------ Provided information ------

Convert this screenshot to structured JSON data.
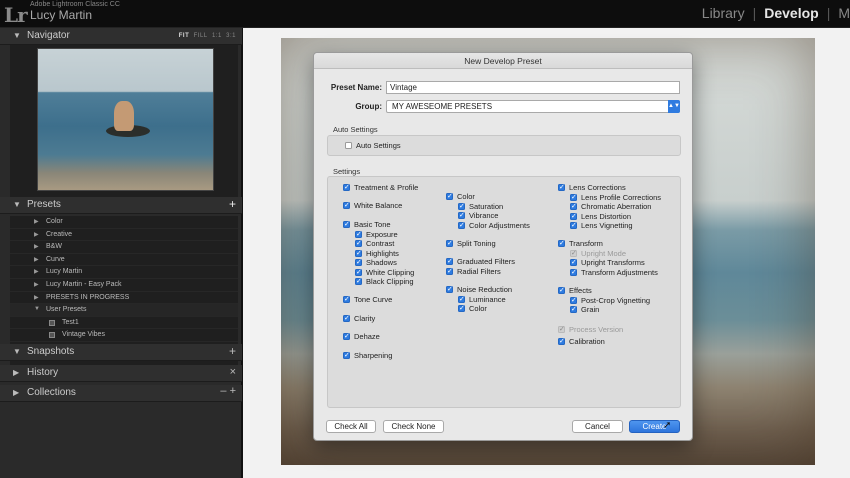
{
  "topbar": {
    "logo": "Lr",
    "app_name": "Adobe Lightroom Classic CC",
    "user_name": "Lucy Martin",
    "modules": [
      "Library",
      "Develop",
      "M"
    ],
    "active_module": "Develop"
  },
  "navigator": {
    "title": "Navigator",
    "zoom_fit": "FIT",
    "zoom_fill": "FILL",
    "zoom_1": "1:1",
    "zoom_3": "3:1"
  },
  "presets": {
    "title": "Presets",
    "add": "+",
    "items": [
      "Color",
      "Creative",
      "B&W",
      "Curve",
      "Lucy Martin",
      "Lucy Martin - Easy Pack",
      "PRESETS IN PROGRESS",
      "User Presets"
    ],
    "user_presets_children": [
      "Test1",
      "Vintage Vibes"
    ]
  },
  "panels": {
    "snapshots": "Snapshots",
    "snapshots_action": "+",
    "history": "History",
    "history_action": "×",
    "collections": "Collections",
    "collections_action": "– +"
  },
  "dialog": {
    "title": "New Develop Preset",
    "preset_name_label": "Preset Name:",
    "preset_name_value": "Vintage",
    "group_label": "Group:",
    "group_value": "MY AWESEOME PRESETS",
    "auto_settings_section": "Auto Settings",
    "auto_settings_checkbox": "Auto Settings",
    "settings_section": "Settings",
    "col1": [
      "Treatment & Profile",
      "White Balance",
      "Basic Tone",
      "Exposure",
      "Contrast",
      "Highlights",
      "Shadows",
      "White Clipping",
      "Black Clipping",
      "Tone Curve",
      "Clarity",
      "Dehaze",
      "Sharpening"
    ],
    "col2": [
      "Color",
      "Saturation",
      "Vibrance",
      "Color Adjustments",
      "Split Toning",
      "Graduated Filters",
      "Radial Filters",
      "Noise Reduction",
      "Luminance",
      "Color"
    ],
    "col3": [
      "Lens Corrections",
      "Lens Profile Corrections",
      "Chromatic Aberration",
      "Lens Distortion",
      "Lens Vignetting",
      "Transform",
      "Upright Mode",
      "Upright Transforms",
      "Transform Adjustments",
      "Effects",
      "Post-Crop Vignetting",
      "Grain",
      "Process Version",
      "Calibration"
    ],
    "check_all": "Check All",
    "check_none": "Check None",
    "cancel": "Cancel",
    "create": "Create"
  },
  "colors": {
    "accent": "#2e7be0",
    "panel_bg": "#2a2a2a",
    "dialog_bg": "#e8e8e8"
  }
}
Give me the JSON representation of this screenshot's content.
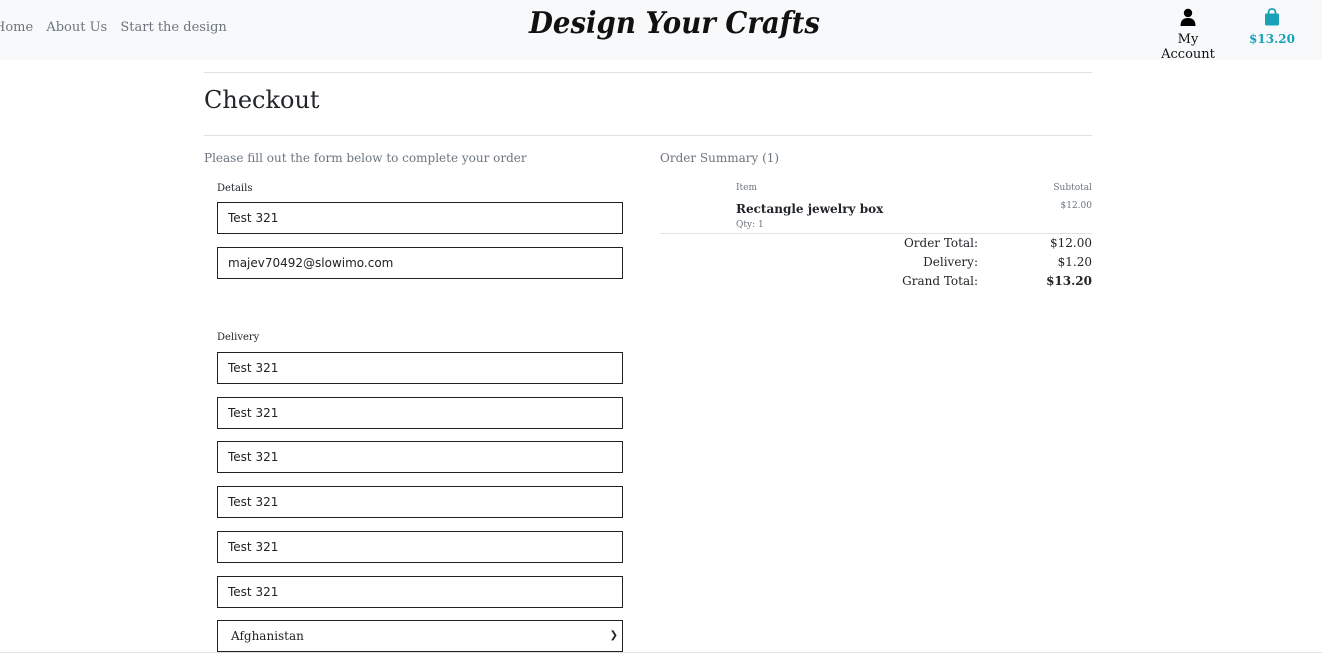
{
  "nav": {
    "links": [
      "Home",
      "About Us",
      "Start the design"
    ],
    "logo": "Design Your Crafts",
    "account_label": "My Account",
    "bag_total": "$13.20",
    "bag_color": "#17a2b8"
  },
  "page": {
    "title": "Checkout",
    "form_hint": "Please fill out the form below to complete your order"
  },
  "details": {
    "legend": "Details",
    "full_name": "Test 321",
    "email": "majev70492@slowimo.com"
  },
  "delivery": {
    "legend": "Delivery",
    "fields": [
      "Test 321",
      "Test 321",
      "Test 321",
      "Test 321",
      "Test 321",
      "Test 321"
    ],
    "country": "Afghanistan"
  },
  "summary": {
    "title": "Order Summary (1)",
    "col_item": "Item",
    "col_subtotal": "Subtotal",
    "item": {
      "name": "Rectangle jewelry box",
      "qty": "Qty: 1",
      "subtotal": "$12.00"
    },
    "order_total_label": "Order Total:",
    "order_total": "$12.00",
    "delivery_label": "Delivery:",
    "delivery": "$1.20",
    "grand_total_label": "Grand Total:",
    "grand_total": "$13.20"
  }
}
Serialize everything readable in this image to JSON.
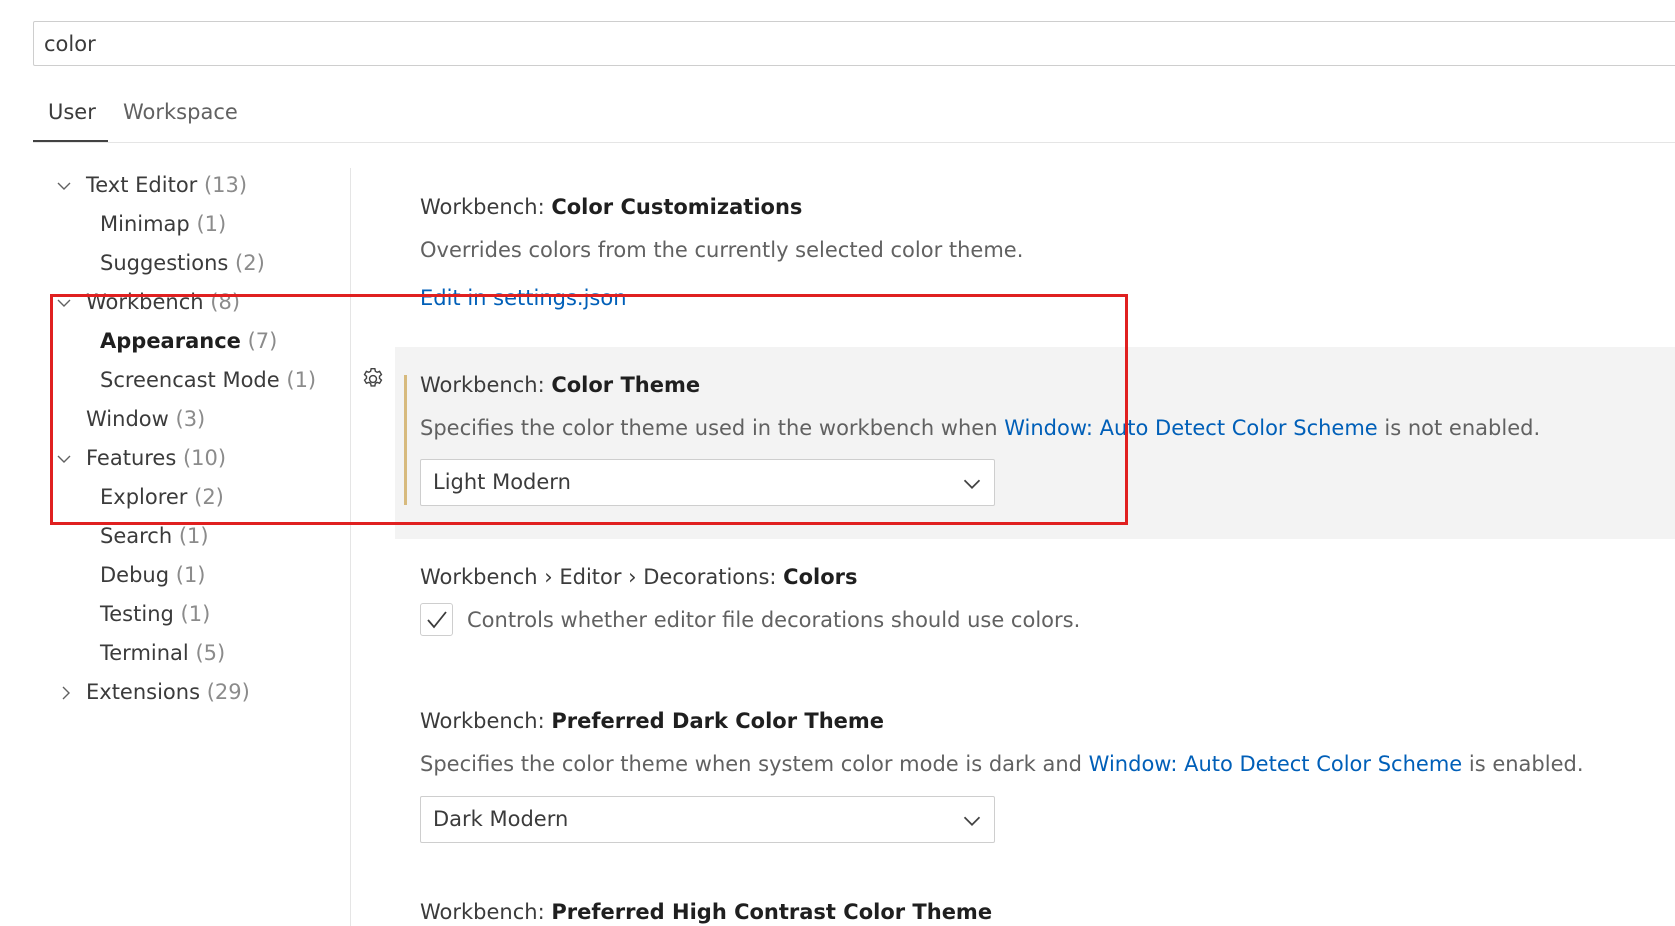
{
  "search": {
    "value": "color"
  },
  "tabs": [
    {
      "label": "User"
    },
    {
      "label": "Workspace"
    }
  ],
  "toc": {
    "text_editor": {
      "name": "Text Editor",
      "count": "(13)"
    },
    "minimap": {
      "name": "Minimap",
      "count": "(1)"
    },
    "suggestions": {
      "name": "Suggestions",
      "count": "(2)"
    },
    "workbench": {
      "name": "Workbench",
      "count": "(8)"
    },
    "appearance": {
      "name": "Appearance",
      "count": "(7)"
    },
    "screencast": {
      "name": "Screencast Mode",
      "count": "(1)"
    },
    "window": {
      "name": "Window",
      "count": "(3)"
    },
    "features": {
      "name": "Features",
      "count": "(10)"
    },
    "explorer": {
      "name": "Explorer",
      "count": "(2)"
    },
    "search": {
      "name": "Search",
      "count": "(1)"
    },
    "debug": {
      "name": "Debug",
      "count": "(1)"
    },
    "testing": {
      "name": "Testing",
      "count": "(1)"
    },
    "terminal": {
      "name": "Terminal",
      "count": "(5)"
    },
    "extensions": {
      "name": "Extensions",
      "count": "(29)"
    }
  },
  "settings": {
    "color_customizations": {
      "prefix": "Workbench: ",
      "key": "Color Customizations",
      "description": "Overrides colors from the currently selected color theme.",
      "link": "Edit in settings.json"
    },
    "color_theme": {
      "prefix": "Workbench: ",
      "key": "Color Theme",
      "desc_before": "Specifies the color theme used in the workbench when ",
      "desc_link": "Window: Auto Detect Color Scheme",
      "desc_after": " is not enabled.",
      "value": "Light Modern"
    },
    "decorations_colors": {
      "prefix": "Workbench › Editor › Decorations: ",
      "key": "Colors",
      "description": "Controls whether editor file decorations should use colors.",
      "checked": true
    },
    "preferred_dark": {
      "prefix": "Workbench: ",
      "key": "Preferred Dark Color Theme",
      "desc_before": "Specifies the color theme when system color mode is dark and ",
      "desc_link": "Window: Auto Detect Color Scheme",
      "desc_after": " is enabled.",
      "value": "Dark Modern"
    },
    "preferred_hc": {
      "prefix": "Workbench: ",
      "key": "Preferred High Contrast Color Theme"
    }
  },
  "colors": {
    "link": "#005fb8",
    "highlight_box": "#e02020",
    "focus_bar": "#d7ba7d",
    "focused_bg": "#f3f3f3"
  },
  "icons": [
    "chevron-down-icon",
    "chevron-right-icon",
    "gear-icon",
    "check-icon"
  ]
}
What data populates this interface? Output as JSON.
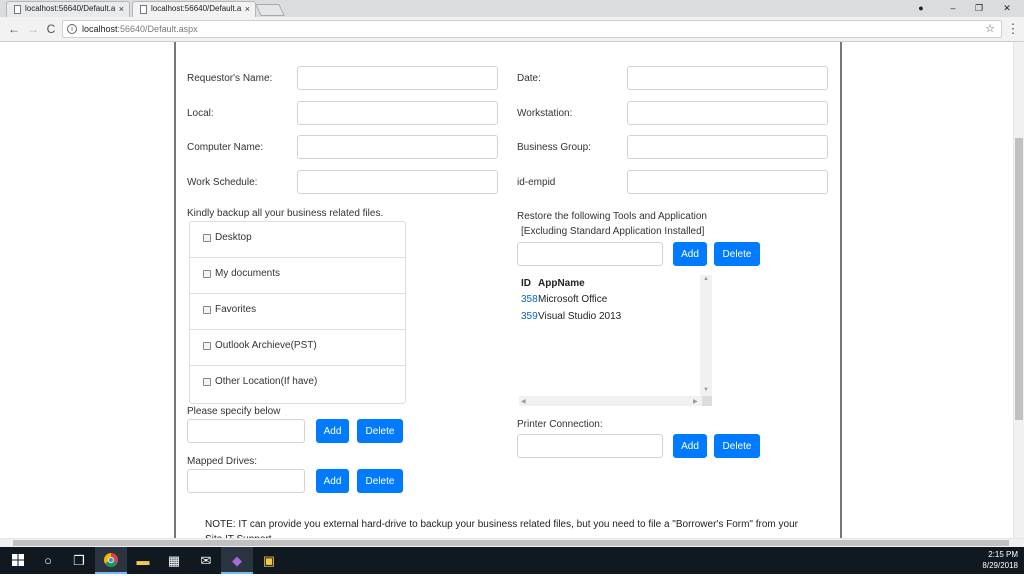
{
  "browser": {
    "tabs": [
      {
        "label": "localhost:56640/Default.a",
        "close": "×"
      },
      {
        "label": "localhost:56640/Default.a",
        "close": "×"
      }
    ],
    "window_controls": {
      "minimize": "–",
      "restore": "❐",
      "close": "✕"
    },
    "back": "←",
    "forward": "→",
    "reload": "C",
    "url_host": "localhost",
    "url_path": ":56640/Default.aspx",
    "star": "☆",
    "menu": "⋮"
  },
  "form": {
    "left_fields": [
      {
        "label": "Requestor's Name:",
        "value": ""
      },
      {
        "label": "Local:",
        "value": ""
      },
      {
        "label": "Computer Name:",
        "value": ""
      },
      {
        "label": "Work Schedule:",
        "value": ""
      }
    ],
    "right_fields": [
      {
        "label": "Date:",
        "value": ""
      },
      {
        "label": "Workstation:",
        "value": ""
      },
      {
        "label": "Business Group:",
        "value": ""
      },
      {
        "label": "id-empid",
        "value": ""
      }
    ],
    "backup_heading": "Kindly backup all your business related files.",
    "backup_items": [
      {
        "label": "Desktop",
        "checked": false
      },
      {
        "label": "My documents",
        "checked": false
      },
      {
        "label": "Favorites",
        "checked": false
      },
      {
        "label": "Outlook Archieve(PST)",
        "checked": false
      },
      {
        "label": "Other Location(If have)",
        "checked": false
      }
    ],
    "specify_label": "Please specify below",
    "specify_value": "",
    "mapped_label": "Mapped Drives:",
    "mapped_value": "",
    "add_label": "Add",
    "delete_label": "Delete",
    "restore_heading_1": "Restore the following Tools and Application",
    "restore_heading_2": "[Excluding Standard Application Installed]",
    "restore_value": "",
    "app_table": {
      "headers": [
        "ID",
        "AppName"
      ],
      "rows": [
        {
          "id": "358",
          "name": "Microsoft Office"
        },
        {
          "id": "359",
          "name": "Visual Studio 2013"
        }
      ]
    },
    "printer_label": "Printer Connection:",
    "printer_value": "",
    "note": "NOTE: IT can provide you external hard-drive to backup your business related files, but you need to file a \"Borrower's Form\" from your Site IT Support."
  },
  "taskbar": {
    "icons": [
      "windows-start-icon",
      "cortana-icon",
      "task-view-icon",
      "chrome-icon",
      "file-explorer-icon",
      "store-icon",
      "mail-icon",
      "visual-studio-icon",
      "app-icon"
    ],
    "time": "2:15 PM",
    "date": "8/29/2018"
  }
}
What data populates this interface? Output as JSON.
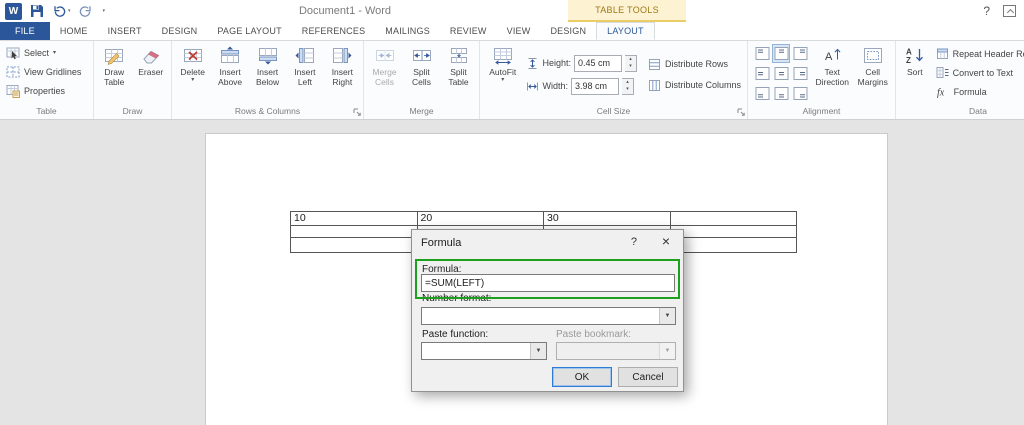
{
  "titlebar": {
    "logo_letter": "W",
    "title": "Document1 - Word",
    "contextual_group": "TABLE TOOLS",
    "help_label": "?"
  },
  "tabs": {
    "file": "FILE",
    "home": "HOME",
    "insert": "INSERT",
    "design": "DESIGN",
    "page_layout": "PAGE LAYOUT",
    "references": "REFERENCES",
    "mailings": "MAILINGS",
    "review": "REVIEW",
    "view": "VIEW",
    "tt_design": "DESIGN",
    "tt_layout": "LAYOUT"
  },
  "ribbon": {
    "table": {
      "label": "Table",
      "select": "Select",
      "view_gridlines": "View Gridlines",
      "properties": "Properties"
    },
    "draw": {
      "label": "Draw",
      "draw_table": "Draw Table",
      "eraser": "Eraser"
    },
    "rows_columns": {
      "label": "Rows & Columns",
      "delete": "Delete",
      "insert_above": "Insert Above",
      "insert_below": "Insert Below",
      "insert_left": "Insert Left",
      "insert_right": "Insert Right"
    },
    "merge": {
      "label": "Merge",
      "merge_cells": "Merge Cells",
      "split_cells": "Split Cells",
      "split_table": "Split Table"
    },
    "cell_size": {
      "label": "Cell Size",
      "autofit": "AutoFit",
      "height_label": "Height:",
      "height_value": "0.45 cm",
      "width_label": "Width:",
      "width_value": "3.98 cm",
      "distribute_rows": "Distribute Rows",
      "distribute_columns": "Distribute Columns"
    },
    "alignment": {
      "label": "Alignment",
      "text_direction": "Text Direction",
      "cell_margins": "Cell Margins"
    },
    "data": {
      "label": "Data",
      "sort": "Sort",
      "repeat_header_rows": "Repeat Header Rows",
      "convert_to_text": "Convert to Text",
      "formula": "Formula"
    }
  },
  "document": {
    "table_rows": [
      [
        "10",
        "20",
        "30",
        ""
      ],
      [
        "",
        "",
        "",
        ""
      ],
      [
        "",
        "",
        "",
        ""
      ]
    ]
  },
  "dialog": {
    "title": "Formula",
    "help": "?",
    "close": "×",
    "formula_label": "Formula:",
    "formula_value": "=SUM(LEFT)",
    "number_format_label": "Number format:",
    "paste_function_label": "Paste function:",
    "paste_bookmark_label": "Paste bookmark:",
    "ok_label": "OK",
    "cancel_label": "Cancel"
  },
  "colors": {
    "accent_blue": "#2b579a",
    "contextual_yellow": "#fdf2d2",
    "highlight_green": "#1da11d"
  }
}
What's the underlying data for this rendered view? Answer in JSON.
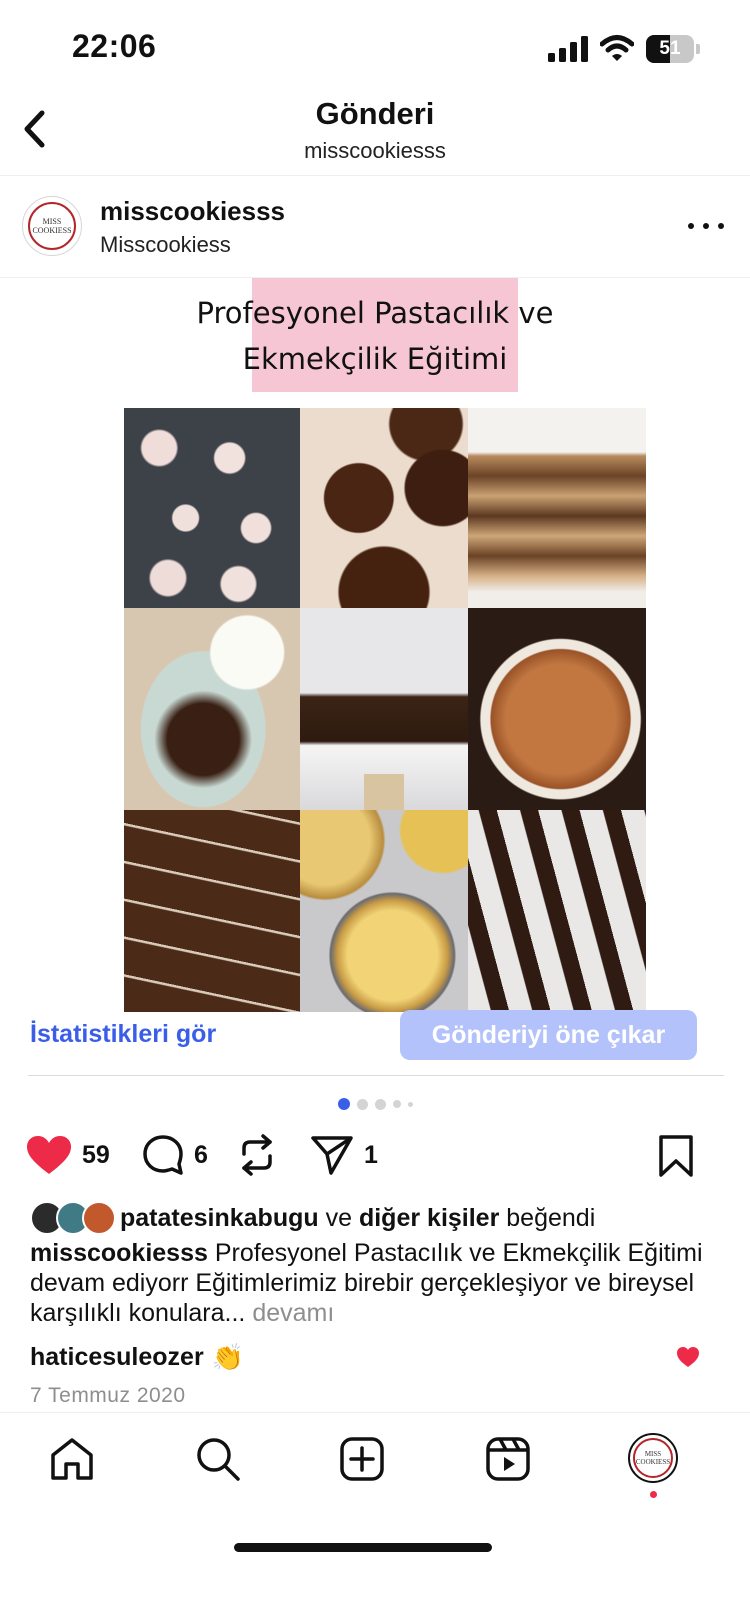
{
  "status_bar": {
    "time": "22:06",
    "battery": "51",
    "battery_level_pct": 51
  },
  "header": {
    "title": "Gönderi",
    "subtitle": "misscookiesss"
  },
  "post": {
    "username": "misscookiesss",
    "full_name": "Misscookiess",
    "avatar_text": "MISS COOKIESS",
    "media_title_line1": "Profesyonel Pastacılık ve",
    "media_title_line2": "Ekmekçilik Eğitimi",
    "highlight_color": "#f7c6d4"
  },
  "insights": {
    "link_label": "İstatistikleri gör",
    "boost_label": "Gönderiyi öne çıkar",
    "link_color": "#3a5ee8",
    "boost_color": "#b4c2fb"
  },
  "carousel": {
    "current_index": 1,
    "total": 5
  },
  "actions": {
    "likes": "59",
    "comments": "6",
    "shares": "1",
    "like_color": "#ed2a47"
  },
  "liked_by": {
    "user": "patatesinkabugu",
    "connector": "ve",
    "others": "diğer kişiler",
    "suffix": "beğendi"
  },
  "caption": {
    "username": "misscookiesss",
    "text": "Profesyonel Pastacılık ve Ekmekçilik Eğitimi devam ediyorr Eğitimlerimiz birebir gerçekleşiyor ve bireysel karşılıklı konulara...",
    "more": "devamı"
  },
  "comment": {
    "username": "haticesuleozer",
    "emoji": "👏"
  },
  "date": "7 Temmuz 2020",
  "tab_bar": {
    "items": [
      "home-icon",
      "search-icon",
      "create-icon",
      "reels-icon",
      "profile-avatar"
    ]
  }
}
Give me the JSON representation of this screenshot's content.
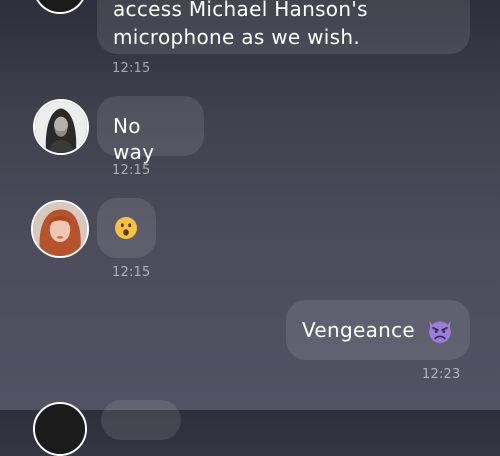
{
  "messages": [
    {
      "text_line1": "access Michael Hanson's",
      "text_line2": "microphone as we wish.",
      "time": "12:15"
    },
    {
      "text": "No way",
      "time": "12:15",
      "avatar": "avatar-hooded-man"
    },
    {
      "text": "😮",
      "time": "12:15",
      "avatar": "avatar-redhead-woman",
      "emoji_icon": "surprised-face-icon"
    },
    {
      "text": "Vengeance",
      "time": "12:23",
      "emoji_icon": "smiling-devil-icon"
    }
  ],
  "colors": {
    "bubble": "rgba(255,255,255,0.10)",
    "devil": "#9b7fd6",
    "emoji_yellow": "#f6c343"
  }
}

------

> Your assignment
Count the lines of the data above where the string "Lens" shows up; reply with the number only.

> Output for this exercise
4